▸ **Assigned task**
Your answer should be one number: how many lines below have the word "JSON".

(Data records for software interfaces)
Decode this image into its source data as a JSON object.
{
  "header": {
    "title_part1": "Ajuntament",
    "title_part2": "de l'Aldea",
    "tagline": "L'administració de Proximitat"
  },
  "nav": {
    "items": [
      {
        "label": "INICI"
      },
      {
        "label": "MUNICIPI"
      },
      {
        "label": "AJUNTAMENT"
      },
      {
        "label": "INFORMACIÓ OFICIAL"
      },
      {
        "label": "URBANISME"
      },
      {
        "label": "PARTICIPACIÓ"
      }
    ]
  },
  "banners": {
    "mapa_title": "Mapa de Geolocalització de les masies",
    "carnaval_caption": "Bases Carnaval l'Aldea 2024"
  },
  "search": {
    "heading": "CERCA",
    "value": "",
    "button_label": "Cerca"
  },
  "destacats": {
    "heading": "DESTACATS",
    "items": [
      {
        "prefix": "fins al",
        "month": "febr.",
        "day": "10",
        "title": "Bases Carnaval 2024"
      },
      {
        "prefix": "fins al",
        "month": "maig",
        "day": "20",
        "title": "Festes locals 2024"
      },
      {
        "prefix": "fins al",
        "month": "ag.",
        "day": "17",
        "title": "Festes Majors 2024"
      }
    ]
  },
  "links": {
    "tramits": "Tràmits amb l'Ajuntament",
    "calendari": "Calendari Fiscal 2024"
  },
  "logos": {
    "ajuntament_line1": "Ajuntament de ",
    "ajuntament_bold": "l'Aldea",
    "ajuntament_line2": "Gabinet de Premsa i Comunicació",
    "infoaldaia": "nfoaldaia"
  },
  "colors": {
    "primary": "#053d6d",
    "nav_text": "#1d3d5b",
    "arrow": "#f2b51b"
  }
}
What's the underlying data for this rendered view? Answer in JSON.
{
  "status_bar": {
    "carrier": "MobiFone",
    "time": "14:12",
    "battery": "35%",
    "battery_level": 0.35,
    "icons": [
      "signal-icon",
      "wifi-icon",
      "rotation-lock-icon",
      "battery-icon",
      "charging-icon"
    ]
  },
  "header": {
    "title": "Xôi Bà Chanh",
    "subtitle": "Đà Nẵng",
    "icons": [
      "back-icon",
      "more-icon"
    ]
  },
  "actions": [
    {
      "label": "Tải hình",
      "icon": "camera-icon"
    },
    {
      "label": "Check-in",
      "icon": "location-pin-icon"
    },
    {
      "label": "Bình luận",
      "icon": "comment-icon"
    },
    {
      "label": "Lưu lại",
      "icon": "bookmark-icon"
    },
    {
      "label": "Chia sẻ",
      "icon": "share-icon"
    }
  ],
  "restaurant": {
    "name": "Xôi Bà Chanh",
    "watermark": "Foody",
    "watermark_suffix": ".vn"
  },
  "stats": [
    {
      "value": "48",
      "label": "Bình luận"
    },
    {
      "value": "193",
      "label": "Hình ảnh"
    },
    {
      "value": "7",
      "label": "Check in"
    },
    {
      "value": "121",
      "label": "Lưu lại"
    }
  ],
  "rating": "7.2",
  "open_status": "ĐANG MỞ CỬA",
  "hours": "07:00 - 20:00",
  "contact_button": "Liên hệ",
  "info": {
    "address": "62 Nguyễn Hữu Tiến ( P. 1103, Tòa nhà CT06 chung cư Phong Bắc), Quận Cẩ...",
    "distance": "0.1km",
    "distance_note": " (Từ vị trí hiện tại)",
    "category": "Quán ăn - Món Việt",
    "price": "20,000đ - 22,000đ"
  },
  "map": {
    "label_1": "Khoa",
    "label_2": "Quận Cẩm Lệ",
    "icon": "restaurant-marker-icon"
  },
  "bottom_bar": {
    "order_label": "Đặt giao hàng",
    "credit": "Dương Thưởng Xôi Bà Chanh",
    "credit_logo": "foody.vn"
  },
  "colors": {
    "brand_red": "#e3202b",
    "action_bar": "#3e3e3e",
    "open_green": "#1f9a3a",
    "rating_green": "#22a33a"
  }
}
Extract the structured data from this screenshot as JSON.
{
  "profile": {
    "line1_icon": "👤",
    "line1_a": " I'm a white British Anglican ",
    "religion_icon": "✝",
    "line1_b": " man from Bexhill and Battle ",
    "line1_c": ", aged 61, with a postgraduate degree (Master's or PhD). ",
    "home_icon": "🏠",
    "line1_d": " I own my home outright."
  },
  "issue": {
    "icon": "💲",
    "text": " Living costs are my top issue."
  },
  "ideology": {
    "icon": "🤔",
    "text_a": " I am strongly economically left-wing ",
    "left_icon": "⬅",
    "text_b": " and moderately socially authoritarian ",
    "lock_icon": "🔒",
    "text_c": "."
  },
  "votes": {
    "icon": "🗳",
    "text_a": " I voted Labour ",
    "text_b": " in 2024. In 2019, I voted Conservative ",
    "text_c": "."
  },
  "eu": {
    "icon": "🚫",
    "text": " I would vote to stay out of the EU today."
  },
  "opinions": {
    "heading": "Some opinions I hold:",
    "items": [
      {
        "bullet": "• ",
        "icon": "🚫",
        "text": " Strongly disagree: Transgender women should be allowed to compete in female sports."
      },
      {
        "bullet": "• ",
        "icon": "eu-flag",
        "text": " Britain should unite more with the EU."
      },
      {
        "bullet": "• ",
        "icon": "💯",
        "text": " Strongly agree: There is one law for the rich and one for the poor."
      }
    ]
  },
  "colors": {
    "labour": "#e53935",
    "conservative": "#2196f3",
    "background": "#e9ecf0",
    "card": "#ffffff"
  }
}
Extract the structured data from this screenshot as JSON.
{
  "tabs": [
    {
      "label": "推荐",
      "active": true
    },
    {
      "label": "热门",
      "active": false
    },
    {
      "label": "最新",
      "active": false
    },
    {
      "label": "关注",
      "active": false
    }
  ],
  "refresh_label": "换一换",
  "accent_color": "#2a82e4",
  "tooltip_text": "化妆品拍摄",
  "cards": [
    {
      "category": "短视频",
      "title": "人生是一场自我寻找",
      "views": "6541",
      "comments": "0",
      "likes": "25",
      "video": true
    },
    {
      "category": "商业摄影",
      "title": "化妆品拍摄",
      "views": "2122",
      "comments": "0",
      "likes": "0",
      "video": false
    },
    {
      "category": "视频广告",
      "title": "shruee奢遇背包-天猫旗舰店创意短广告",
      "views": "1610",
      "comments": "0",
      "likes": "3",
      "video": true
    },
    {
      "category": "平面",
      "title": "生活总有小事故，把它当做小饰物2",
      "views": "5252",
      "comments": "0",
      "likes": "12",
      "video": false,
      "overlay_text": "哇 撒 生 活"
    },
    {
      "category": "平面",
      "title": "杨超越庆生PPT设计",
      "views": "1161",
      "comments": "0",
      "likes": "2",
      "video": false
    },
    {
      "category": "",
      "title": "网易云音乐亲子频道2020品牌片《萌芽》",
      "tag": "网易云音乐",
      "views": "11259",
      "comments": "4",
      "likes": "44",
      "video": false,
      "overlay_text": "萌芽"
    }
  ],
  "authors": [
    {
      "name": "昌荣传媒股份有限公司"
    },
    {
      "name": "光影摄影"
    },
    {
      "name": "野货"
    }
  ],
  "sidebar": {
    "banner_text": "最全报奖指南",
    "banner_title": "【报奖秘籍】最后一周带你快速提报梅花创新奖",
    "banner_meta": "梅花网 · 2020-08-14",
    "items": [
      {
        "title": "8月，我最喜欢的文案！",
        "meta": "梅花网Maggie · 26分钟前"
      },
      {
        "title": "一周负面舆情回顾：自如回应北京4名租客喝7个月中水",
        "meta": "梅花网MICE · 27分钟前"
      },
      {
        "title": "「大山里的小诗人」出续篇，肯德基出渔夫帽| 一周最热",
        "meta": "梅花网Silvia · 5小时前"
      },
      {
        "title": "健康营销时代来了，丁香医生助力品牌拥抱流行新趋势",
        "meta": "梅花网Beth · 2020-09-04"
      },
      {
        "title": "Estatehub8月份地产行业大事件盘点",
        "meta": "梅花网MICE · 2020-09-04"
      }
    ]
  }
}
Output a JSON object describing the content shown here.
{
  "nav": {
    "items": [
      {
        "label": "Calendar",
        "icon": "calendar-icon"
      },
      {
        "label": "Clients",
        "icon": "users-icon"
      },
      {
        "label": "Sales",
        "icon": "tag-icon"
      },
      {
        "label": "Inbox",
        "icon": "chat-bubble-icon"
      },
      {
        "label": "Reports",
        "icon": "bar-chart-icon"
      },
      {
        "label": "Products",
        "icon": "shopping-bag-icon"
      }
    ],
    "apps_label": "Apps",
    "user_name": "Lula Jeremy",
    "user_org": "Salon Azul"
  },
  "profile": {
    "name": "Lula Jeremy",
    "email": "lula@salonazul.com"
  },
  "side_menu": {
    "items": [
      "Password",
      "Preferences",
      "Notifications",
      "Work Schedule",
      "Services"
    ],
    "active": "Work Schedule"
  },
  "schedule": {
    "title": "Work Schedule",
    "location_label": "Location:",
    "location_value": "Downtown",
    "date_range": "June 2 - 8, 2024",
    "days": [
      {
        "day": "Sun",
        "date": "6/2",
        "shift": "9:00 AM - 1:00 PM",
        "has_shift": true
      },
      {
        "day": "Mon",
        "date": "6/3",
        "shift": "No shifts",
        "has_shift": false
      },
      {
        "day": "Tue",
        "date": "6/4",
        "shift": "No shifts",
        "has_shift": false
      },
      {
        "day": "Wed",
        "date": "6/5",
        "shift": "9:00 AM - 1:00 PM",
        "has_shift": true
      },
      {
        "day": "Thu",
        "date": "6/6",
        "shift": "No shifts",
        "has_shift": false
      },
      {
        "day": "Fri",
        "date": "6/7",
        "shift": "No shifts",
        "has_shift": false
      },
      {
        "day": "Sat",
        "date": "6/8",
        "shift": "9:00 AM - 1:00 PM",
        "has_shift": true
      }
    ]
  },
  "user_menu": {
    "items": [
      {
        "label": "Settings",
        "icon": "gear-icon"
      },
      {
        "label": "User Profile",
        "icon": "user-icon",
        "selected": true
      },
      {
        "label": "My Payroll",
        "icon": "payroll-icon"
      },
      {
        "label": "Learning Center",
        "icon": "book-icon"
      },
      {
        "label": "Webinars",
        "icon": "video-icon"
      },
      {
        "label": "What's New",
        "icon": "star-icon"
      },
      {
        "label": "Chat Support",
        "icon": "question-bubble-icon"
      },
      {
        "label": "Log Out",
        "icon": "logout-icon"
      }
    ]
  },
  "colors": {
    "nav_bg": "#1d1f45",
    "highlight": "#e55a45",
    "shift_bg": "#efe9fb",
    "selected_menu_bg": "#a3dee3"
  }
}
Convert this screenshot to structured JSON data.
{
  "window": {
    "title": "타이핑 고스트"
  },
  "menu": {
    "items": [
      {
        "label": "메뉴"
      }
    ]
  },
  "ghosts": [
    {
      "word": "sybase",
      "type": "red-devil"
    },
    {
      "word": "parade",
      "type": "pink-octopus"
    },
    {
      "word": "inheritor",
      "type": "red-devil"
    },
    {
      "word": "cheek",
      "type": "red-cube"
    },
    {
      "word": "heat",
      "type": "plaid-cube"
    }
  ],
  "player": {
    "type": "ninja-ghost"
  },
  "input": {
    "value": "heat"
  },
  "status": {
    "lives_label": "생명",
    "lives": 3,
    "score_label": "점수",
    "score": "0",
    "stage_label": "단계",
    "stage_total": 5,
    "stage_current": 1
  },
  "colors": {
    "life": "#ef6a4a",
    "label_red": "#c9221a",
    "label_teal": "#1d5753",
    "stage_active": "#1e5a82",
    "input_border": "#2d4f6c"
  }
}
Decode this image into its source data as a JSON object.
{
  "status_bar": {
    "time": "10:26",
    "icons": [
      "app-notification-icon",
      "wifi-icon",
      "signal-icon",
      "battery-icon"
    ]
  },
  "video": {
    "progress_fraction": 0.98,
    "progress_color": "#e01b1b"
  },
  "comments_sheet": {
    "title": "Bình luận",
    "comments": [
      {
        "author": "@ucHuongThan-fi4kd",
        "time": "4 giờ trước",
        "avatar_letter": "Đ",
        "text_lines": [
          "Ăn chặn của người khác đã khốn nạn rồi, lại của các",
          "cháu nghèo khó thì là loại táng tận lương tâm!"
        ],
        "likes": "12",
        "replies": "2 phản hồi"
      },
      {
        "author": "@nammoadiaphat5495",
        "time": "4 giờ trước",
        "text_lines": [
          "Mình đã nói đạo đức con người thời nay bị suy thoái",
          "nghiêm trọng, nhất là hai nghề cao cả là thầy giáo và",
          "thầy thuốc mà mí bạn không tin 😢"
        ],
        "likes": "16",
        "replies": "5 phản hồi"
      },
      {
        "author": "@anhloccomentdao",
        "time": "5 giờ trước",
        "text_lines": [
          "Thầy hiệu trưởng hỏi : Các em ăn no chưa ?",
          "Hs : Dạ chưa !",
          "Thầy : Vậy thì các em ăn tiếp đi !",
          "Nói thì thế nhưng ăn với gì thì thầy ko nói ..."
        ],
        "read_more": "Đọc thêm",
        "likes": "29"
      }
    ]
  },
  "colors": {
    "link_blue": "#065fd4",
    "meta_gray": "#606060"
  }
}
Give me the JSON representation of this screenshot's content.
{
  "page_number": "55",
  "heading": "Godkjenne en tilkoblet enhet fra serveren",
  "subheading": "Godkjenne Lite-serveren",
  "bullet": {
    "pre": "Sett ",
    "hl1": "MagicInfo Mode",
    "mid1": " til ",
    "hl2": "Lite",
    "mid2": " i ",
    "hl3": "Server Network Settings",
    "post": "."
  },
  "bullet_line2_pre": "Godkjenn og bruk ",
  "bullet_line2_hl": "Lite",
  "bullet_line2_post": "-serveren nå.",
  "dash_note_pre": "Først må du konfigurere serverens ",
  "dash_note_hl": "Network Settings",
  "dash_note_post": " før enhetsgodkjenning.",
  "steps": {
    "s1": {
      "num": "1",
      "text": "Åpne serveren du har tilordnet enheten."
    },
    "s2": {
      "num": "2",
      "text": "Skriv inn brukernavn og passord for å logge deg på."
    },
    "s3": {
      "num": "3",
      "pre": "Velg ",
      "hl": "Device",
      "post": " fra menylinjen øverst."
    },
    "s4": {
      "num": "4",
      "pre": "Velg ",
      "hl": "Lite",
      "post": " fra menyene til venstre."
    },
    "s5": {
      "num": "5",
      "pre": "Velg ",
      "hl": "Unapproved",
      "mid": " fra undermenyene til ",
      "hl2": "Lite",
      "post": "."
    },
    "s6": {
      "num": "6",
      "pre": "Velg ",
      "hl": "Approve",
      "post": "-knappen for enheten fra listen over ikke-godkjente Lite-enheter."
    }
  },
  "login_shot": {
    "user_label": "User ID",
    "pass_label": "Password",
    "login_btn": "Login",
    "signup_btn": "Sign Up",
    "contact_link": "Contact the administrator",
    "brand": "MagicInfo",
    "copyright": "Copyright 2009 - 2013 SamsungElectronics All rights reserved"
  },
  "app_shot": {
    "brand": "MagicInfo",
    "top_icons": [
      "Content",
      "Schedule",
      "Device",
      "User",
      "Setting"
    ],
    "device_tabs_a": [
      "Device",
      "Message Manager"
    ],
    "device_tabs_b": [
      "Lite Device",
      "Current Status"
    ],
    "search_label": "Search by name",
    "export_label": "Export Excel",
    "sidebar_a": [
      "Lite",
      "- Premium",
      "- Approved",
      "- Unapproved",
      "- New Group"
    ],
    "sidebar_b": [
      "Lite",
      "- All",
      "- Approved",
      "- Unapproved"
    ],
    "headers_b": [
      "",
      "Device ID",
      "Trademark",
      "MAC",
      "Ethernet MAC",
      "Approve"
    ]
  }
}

▸ **Answer area**
8